▶ Try it
The response should hold each line from the entries below where "this" is found.

▶ Extracted records
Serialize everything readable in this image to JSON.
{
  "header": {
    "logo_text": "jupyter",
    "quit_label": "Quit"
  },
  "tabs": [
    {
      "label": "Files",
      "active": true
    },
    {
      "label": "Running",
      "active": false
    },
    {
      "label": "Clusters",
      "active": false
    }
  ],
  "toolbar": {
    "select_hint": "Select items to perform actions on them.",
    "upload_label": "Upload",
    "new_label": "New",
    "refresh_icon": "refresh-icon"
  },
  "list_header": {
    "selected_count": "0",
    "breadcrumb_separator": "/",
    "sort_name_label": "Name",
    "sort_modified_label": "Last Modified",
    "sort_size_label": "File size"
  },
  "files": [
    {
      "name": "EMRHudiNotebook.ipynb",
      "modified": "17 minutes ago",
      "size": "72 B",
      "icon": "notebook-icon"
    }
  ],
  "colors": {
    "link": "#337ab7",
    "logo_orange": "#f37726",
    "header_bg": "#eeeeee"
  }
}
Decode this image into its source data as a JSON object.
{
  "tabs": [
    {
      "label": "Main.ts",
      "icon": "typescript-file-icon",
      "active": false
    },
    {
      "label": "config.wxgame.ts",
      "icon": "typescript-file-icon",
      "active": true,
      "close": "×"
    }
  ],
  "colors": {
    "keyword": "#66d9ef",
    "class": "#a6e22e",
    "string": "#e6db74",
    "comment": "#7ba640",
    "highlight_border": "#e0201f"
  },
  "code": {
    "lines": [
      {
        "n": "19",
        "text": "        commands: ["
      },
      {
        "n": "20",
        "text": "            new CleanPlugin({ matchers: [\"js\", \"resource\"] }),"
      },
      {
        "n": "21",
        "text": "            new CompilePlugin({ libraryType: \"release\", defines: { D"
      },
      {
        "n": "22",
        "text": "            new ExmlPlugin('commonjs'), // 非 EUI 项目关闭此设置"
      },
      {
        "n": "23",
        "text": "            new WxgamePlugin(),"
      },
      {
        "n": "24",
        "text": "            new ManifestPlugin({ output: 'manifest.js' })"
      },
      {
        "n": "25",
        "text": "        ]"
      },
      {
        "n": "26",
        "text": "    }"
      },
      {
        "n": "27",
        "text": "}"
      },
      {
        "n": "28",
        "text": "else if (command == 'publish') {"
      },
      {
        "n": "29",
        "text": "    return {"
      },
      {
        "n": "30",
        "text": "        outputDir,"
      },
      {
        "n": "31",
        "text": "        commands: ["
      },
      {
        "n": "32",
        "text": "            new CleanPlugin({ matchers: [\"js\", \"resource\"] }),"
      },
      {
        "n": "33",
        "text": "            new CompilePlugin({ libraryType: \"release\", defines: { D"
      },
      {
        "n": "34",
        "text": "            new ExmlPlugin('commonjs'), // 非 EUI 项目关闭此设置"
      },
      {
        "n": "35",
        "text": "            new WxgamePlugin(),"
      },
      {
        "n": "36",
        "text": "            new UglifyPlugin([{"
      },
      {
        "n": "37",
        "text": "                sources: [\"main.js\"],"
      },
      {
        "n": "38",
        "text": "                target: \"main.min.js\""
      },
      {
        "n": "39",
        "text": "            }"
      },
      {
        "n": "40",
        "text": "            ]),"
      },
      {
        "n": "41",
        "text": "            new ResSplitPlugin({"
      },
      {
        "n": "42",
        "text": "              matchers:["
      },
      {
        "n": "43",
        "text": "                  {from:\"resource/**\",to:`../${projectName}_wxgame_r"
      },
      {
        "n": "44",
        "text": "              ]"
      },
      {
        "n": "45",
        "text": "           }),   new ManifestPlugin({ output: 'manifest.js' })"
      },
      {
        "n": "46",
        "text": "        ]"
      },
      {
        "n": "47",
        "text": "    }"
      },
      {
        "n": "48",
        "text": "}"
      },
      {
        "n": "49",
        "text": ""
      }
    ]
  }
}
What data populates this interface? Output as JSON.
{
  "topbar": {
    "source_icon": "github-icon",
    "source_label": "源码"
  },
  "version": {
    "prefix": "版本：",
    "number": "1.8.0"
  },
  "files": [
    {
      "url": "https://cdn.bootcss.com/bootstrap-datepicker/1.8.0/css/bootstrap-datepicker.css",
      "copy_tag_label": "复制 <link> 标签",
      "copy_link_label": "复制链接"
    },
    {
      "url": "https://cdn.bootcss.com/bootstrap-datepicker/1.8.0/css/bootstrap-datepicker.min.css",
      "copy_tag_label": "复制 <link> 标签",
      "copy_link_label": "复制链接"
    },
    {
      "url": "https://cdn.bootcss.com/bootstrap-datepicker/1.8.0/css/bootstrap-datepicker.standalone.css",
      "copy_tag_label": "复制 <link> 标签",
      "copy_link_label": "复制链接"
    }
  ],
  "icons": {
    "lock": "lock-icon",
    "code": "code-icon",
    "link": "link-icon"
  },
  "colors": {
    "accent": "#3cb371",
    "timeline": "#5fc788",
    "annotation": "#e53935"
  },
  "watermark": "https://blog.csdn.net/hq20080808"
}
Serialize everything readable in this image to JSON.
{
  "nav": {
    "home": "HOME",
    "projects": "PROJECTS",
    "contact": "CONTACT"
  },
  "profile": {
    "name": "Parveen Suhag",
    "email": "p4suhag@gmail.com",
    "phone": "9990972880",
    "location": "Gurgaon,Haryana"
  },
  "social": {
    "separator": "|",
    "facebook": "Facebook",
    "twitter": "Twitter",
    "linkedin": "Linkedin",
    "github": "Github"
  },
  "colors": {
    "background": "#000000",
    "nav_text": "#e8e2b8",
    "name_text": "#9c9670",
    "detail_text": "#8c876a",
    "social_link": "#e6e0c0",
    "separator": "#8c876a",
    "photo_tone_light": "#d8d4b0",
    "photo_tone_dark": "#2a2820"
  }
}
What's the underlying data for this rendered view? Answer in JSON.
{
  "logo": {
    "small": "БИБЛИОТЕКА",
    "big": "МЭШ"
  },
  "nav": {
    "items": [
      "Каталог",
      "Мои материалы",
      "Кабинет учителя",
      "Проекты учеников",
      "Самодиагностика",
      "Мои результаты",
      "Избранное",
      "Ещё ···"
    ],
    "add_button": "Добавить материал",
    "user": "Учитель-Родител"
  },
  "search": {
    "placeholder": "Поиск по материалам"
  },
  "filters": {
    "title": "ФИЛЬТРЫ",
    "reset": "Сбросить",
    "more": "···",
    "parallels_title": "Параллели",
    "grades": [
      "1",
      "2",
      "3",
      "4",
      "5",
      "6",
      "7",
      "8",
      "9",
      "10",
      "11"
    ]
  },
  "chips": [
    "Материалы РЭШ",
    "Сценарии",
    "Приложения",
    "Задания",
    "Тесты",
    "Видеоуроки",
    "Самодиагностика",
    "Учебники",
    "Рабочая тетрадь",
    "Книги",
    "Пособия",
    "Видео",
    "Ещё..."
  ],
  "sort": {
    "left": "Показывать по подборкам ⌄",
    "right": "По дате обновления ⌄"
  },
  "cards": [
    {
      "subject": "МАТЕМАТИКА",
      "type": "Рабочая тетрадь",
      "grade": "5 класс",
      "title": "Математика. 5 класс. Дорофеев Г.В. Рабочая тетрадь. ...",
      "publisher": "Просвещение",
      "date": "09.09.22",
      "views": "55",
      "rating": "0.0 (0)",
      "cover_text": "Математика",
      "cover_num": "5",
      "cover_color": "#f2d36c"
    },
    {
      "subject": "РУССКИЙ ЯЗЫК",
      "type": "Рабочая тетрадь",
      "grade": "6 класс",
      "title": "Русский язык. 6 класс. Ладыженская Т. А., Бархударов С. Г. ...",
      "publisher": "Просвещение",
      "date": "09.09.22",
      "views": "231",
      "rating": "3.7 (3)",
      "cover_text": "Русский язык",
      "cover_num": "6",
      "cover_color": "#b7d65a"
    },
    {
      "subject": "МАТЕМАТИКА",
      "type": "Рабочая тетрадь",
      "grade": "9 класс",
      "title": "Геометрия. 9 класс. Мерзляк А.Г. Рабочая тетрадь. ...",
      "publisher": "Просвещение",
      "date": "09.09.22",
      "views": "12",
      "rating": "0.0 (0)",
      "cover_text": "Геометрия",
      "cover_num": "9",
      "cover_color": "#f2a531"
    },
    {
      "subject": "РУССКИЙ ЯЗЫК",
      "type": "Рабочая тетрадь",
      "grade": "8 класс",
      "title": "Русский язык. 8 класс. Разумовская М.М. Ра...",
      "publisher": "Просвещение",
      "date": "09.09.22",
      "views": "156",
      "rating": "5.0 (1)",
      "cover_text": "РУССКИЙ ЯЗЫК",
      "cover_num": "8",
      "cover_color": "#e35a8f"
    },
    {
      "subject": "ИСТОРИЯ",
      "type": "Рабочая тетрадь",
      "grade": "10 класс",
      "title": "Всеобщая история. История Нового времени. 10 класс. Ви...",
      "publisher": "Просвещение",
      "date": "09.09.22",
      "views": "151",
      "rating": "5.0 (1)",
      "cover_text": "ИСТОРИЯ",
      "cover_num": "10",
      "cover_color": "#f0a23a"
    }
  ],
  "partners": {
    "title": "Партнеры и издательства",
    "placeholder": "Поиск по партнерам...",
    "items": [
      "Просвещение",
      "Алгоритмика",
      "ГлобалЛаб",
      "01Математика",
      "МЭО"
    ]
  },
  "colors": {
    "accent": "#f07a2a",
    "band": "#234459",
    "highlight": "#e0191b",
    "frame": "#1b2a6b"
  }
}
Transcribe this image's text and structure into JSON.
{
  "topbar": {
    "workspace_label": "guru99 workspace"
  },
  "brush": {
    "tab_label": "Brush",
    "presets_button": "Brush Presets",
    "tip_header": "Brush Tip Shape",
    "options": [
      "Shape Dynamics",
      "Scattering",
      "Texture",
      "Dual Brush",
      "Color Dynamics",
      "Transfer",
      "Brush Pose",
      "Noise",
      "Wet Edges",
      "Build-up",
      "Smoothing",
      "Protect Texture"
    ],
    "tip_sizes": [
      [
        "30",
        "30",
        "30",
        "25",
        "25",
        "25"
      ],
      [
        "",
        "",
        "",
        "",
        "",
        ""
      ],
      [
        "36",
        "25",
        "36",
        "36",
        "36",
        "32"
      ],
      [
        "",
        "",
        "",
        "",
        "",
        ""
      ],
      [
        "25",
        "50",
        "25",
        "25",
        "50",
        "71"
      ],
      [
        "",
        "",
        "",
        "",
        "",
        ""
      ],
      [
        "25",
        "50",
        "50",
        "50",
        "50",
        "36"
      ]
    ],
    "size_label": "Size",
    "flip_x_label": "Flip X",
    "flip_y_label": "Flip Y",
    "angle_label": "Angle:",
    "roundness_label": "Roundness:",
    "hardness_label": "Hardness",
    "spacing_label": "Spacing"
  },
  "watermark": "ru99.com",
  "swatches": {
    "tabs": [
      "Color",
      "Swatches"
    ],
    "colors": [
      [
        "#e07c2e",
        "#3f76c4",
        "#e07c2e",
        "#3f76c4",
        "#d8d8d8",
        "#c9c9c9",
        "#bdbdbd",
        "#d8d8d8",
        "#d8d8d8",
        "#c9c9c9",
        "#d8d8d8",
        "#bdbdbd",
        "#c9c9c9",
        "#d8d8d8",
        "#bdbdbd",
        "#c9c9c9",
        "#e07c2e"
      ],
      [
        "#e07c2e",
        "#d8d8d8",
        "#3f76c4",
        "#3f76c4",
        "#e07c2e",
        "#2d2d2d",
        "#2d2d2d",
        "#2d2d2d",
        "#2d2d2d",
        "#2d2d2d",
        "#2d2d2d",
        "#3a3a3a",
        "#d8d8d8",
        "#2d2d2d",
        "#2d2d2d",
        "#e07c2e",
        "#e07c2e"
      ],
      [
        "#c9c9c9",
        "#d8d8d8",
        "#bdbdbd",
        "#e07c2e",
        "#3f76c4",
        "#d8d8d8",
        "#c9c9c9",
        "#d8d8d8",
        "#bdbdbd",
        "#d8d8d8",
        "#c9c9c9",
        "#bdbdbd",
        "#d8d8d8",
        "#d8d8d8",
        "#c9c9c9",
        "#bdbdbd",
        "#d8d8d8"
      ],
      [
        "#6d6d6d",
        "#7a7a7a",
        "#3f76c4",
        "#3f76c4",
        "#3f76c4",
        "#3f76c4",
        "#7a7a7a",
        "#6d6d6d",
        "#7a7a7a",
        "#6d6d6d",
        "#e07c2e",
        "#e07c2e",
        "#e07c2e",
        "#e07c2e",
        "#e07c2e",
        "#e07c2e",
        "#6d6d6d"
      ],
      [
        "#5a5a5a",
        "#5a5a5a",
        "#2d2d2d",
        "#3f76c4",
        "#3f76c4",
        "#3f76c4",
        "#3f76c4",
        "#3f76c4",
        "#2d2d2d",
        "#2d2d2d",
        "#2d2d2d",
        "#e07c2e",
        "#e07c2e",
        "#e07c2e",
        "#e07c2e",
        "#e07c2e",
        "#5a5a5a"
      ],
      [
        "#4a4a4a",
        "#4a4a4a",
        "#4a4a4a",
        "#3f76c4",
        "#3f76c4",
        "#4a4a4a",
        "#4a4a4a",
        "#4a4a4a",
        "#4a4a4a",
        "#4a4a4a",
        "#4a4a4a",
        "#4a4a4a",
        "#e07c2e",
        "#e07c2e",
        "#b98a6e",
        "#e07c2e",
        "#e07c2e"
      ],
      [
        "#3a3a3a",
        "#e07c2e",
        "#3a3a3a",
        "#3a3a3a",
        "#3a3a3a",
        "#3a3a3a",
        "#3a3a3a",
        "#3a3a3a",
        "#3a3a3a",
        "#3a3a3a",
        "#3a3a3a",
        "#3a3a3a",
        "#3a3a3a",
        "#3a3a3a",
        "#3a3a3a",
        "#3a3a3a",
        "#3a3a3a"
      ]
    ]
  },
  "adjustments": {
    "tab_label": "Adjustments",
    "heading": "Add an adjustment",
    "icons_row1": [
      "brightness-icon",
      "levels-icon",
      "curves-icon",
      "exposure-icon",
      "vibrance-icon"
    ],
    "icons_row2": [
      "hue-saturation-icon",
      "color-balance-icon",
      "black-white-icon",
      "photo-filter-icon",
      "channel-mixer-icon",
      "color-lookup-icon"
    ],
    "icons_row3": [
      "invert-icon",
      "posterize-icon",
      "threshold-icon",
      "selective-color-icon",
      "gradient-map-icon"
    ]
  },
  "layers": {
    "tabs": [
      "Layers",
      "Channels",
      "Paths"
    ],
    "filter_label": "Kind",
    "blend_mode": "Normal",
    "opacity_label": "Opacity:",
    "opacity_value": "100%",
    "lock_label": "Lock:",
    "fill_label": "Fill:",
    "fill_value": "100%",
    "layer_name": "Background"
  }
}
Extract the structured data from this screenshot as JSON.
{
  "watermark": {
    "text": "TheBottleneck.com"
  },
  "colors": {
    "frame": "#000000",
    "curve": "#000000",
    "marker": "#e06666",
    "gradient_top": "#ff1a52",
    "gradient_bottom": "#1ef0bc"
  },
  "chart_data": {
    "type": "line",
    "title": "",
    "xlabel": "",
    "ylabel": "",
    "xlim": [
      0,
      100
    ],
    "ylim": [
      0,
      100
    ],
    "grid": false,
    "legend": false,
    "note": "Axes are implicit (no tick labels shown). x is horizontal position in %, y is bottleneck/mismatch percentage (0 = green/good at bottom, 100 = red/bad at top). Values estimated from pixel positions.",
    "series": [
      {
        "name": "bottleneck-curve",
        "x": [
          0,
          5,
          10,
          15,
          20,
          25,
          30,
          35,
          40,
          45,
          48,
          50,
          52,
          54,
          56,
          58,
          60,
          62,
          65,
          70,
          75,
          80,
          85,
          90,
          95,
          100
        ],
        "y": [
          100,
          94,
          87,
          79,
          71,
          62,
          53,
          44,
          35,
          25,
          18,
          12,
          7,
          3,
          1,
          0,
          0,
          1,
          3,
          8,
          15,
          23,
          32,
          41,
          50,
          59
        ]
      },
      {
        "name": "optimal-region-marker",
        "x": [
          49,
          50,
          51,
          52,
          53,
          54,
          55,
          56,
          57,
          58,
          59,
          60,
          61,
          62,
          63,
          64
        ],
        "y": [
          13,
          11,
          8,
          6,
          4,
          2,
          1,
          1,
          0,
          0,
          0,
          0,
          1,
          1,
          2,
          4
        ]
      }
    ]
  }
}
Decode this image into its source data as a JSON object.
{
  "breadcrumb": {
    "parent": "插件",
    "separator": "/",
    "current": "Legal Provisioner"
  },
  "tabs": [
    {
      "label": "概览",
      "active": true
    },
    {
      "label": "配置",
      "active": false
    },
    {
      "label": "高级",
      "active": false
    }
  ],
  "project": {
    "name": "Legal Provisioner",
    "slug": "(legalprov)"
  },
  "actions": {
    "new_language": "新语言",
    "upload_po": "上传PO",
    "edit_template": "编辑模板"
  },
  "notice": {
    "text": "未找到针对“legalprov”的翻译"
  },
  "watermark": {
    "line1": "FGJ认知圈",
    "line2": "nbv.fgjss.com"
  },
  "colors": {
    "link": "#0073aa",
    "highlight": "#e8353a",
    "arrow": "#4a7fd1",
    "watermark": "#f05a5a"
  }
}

▶ Result of the exercise
Serialize everything readable in this image to JSON.
Decode this image into its source data as a JSON object.
What data populates this interface? Output as JSON.
Serialize everything readable in this image to JSON.
What's the underlying data for this rendered view? Answer in JSON.
Transcribe this image's text and structure into JSON.
Extract the structured data from this screenshot as JSON.
Decode this image into its source data as a JSON object.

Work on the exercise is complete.